Input data START

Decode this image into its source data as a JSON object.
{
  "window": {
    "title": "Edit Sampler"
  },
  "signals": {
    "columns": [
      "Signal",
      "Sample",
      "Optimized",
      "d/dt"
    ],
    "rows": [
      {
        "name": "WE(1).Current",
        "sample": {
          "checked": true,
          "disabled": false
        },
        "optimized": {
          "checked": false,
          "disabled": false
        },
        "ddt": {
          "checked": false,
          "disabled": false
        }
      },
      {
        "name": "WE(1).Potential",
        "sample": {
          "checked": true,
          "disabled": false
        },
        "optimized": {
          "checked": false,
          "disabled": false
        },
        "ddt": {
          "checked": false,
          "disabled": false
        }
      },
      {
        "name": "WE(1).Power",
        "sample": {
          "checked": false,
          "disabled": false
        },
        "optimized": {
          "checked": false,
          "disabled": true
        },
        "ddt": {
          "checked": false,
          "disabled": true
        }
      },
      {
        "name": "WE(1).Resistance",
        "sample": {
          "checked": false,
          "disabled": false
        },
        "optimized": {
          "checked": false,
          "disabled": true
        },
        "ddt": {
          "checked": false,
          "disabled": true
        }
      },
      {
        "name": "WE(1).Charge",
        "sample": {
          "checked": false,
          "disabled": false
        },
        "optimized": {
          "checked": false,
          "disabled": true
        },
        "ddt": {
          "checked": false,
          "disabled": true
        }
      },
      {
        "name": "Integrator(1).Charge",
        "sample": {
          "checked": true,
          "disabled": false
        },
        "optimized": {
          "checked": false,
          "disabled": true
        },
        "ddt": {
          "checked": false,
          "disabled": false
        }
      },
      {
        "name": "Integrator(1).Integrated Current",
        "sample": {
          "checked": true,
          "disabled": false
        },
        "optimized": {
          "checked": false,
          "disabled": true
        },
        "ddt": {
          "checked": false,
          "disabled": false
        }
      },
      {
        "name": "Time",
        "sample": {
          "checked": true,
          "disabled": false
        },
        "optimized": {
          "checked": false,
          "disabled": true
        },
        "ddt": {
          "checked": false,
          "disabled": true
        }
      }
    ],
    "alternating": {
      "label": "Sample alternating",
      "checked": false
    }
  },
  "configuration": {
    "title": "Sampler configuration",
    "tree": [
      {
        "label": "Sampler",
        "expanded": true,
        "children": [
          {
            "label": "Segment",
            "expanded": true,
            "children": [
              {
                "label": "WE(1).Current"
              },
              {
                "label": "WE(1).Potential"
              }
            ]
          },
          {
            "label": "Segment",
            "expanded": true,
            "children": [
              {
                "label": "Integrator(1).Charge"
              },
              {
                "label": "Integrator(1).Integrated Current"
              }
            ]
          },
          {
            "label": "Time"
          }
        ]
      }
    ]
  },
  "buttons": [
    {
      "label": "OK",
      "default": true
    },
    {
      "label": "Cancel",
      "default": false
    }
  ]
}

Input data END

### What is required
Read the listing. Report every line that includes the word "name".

### Response to the task
        "name": "WE(1).Current",
        "name": "WE(1).Potential",
        "name": "WE(1).Power",
        "name": "WE(1).Resistance",
        "name": "WE(1).Charge",
        "name": "Integrator(1).Charge",
        "name": "Integrator(1).Integrated Current",
        "name": "Time",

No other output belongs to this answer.